**EXERCISE**
Set down the entries exactly as they appear, apart from the images, which stay out.

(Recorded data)
---

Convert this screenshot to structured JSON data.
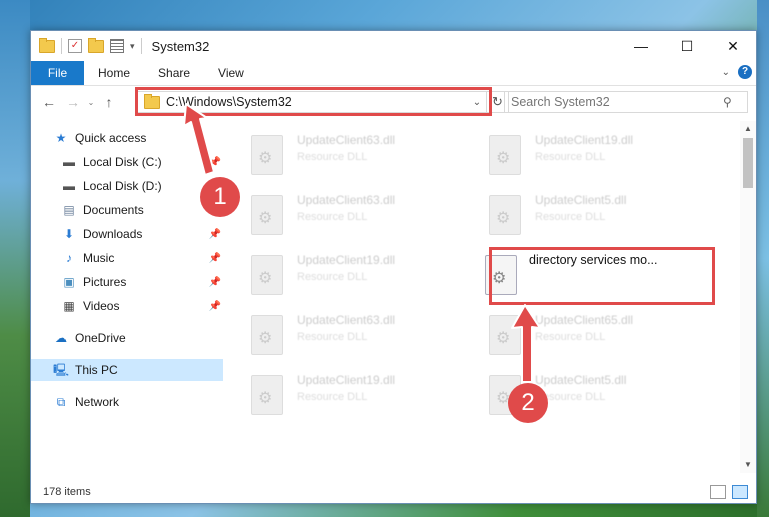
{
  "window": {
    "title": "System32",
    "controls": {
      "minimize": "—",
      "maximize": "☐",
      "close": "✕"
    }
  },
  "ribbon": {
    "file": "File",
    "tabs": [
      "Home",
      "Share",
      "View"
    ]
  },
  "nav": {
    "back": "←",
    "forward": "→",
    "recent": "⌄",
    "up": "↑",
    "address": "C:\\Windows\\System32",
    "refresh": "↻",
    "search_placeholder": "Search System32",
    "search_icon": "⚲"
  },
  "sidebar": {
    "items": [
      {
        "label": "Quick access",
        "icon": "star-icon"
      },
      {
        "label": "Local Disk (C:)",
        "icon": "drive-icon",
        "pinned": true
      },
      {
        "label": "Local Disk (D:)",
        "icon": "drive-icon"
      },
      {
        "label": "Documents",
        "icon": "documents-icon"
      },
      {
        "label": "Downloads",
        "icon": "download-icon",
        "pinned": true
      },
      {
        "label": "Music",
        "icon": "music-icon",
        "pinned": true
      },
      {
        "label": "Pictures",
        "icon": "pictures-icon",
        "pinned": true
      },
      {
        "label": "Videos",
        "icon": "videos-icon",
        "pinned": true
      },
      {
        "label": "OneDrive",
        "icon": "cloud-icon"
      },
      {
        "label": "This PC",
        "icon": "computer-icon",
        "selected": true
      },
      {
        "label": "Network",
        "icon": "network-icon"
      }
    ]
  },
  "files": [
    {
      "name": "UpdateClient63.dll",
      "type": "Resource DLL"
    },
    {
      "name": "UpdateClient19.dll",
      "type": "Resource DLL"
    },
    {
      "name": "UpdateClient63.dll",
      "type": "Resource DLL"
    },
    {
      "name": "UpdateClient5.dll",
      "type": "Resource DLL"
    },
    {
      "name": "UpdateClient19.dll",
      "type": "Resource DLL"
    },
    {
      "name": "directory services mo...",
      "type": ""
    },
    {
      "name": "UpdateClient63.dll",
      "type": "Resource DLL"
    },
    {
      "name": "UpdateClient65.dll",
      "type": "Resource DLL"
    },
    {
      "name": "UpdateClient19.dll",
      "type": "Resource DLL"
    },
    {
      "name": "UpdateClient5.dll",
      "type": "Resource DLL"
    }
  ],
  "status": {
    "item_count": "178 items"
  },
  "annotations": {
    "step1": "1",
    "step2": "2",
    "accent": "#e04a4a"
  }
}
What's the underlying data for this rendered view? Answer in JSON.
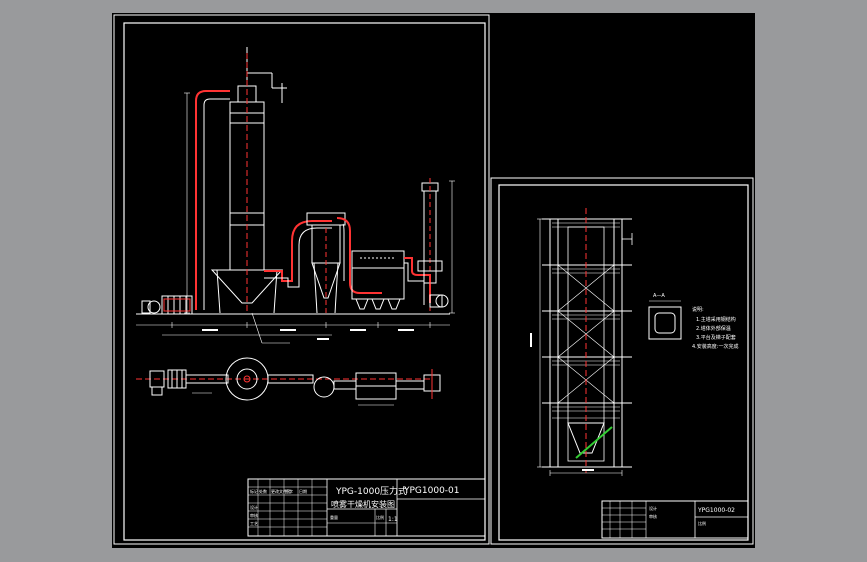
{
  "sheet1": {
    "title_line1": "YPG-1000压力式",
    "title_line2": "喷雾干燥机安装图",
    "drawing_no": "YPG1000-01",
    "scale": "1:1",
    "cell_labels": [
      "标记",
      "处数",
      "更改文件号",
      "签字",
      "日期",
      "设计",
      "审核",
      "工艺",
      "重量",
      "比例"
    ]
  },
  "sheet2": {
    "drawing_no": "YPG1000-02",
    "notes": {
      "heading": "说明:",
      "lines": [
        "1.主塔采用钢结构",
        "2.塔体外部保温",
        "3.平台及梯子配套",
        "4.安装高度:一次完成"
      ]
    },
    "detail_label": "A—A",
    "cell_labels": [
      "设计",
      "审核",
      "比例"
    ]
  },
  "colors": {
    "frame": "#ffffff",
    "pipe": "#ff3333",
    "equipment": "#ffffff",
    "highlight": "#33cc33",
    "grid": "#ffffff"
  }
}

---

**SOLVED EXERCISE**
Convert this screenshot to structured JSON data.
{
  "window": {
    "title": "System32",
    "controls": {
      "minimize": "—",
      "maximize": "☐",
      "close": "✕"
    }
  },
  "ribbon": {
    "file": "File",
    "tabs": [
      "Home",
      "Share",
      "View"
    ]
  },
  "nav": {
    "back": "←",
    "forward": "→",
    "recent": "⌄",
    "up": "↑",
    "address": "C:\\Windows\\System32",
    "refresh": "↻",
    "search_placeholder": "Search System32",
    "search_icon": "⚲"
  },
  "sidebar": {
    "items": [
      {
        "label": "Quick access",
        "icon": "star-icon"
      },
      {
        "label": "Local Disk (C:)",
        "icon": "drive-icon",
        "pinned": true
      },
      {
        "label": "Local Disk (D:)",
        "icon": "drive-icon"
      },
      {
        "label": "Documents",
        "icon": "documents-icon"
      },
      {
        "label": "Downloads",
        "icon": "download-icon",
        "pinned": true
      },
      {
        "label": "Music",
        "icon": "music-icon",
        "pinned": true
      },
      {
        "label": "Pictures",
        "icon": "pictures-icon",
        "pinned": true
      },
      {
        "label": "Videos",
        "icon": "videos-icon",
        "pinned": true
      },
      {
        "label": "OneDrive",
        "icon": "cloud-icon"
      },
      {
        "label": "This PC",
        "icon": "computer-icon",
        "selected": true
      },
      {
        "label": "Network",
        "icon": "network-icon"
      }
    ]
  },
  "files": [
    {
      "name": "UpdateClient63.dll",
      "type": "Resource DLL"
    },
    {
      "name": "UpdateClient19.dll",
      "type": "Resource DLL"
    },
    {
      "name": "UpdateClient63.dll",
      "type": "Resource DLL"
    },
    {
      "name": "UpdateClient5.dll",
      "type": "Resource DLL"
    },
    {
      "name": "UpdateClient19.dll",
      "type": "Resource DLL"
    },
    {
      "name": "directory services mo...",
      "type": ""
    },
    {
      "name": "UpdateClient63.dll",
      "type": "Resource DLL"
    },
    {
      "name": "UpdateClient65.dll",
      "type": "Resource DLL"
    },
    {
      "name": "UpdateClient19.dll",
      "type": "Resource DLL"
    },
    {
      "name": "UpdateClient5.dll",
      "type": "Resource DLL"
    }
  ],
  "status": {
    "item_count": "178 items"
  },
  "annotations": {
    "step1": "1",
    "step2": "2",
    "accent": "#e04a4a"
  }
}
What's the underlying data for this rendered view? Answer in JSON.
{
  "sheet1": {
    "title_line1": "YPG-1000压力式",
    "title_line2": "喷雾干燥机安装图",
    "drawing_no": "YPG1000-01",
    "scale": "1:1",
    "cell_labels": [
      "标记",
      "处数",
      "更改文件号",
      "签字",
      "日期",
      "设计",
      "审核",
      "工艺",
      "重量",
      "比例"
    ]
  },
  "sheet2": {
    "drawing_no": "YPG1000-02",
    "notes": {
      "heading": "说明:",
      "lines": [
        "1.主塔采用钢结构",
        "2.塔体外部保温",
        "3.平台及梯子配套",
        "4.安装高度:一次完成"
      ]
    },
    "detail_label": "A—A",
    "cell_labels": [
      "设计",
      "审核",
      "比例"
    ]
  },
  "colors": {
    "frame": "#ffffff",
    "pipe": "#ff3333",
    "equipment": "#ffffff",
    "highlight": "#33cc33",
    "grid": "#ffffff"
  }
}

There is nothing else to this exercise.